Yet for reasons probably having as much to do with politics in Little Italy as with the actual facts of the case, these "leaders" of the Italian American community chose to make a stir about it. In so doing they merely switched the light of publicity back onto the Italian connection in American organized crime. Perhaps in the past public self-righteousness has produced more counterproductive results, but no example comes leaping to mind.
Not merely did these gentlemen manage to make much ado about nothing, but they ignored a central reality of American life: In a country populated by people of discrete ethnic backgrounds, the pluses and minuses of ethnic identity are central facts of daily life. I, for example, am a white Anglo-Saxon Protestant, which means that my ancestors gave us the Declaration of Independence and the Constitution, of which I am proud, but they also gave us the slave trade and Manifest Destiny and a number of other things of which I am not. But does this mean that criticism of one slave-trader or one Yankee imperialist is criticism of all WASPs? Of course not, and to take it as such a slur is preposterous on its face.
All of us, thanks to our ancestors, come equipped with a fair amount of baggage we'd just as soon not have to carry.
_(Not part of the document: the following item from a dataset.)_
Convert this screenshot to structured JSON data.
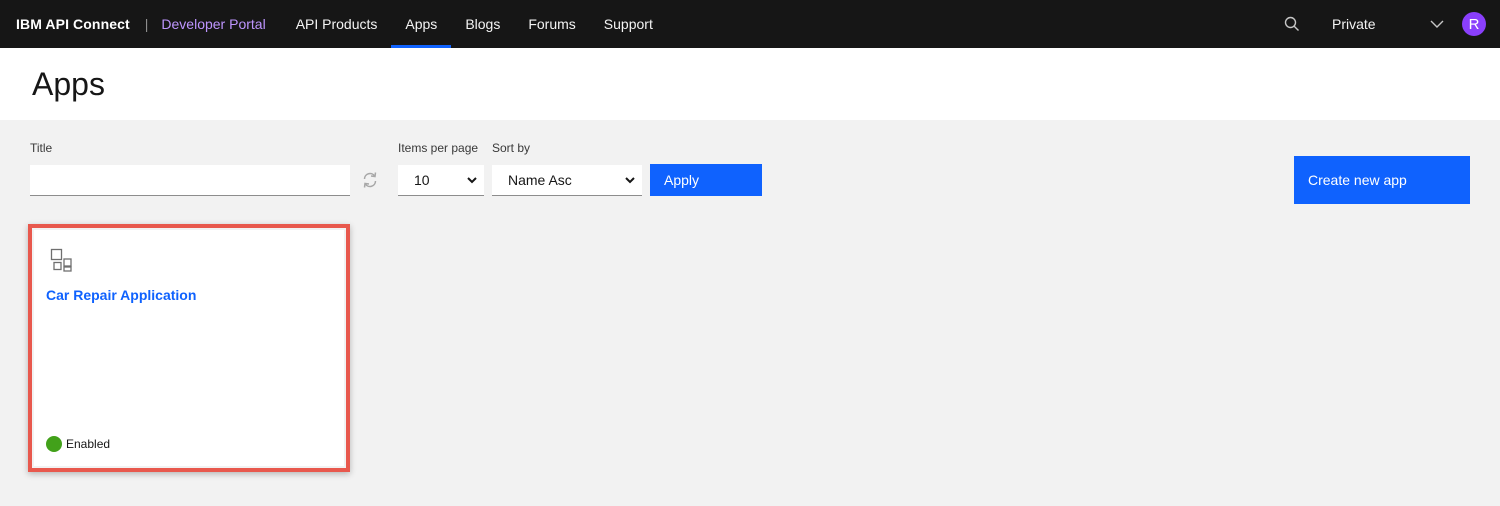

But it's not our fault that we do so, and when other people of the same ancestry are criticized or ridiculed for whatever reason, it is no reflection on us. This is what the gentlemen from Baltimore seem not to understand: That when a single Italian American is ridiculed, or criticized, or lampooned, all Italian Americans are not required to take the lumps with him.
Yes, it certainly is true that there is more than enough ethnic prejudice to go around in this country, and that Italian Americans from time to time have been victims of it. Where such prejudice exists, we owe it to ourselves as a nation with egalitarian aspirations to do all we can to expunge it; on the whole our record in that regard is not bad, especially in the postwar era. But it does no one any good to fantasize prejudice or insult where none exists; when our real problems are serious enough, why compound them with imagined ones